Chapter 7 is the conclusion, in which Parham reiterates the importance of palimpsests and competing racial systems and how this is different from the current debates about how the US racial system is responding to Latin American and other immigrants. She stresses the importance of the dynamics of racial systems and the competition between them as people struggle to define their place in society. She also emphasizes that these dynamics and struggles play out differently in different places depending both on the mix of groups in a place and the history of the place. She argues, I believe correctly, that the palimpsest concept is an important corrective to theories of immigrant assimilation, even segmented assimilation theory, in its overt recognition of race and its theorizing of struggles between racial systems, not just immigrants’ assimilation into a static racial system. She argues that treating European immigrants as the theoretical baseline has made it impossible to provide an adequate theorizing of race and immigration. She argues that the Creole case and the concept of racial palimpsests are necessary correctives for understanding racial construction and reconstruction in the current period. She argues that Miami, parts of New York City, and Los Angeles are places where Latin/Caribbean racial systems are being superimposed over the binary Anglo-American system. She also calls attention to the specific history of Miami, Los Angeles, and other areas of the South West where the older Spanish racial system never entirely disappeared and the Anglo-American system was never hegemonic.
Parham does not do everything. Her empirical focus is Louisiana, the Caribbean, and racial definitions involving mixtures of European and African ancestry. She ignores indigenous people and Asians entirely and does not directly reference the annexation of northern Mexico as another place where palimpsests would clearly be present. But I find the racial palimpsest concept and its attendant idea that people struggle over racial systems themselves, not just over their place in a particular system, and the idea that racial systems can be in competition, to be exciting and promising as tools for understanding the ongoing social construction of race.
This is a wonderful book. Graduate students here at Madison who read it for a course in comparative historical methods thought it was one of the best books they read. The book is a major undertaking that Parham began as her “second” post-PhD project and worked on for years as a labor of love until it was really done. Its scholarship is wide-ranging, meticulous and deep.
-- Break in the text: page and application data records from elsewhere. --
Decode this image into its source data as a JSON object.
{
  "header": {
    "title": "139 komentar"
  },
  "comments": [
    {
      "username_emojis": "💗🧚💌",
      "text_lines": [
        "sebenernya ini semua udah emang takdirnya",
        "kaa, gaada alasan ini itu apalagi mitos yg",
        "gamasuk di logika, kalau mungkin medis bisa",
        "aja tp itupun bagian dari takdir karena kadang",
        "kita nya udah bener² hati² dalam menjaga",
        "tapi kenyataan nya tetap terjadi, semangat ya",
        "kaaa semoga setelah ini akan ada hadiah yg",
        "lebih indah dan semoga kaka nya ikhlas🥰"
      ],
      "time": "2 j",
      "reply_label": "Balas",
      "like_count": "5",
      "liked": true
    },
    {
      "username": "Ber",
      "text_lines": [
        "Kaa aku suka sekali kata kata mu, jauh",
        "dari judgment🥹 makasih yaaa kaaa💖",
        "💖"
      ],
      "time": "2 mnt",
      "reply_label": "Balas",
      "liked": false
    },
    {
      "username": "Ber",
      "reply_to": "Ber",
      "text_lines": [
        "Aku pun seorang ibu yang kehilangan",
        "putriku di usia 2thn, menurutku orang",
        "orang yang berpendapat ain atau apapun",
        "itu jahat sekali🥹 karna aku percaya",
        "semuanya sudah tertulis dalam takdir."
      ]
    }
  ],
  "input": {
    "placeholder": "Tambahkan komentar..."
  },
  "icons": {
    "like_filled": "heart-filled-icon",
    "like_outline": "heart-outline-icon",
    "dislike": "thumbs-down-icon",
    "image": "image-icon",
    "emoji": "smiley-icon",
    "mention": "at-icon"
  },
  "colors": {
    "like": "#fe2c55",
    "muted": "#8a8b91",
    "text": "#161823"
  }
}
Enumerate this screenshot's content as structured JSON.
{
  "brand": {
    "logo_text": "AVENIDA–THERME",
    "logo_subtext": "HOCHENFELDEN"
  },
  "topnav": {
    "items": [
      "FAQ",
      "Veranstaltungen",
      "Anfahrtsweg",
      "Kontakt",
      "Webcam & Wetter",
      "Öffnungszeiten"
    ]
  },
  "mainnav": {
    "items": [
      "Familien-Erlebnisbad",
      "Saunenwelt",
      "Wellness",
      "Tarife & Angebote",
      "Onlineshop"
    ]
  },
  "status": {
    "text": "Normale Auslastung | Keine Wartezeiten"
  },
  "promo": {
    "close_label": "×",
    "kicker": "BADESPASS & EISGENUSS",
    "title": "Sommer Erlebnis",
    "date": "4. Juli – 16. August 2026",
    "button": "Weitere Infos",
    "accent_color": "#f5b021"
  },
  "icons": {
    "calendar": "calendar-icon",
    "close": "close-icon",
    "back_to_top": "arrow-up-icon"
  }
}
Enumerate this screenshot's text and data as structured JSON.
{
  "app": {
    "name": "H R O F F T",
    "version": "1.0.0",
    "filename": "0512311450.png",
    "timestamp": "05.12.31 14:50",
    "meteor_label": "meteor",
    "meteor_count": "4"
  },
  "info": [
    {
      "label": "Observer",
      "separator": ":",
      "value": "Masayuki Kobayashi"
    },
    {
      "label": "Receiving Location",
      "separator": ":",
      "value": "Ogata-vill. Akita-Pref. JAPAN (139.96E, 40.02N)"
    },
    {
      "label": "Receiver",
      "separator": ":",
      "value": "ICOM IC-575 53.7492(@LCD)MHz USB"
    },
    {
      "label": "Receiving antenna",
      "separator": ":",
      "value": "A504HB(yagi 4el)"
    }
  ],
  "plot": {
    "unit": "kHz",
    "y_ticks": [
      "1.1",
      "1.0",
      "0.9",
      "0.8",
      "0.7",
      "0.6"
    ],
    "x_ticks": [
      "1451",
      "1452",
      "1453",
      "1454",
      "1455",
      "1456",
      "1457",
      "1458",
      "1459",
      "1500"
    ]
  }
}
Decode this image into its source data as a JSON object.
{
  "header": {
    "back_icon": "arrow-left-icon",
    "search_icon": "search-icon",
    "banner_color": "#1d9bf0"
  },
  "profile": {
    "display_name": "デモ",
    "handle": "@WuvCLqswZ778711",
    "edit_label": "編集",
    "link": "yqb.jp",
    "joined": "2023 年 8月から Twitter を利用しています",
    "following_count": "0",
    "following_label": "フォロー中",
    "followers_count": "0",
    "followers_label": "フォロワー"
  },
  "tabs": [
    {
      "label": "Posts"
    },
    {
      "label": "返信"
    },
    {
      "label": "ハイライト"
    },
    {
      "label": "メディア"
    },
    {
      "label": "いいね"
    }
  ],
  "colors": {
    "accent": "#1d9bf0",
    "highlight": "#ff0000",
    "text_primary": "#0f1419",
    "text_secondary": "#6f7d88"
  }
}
It sheds light on many important aspects of US history that have not been previously seen. It is beautifully written. Its theoretical argument is fresh and important.
Angel Adams Parham is an associate professor of sociology at Loyola University of New Orleans.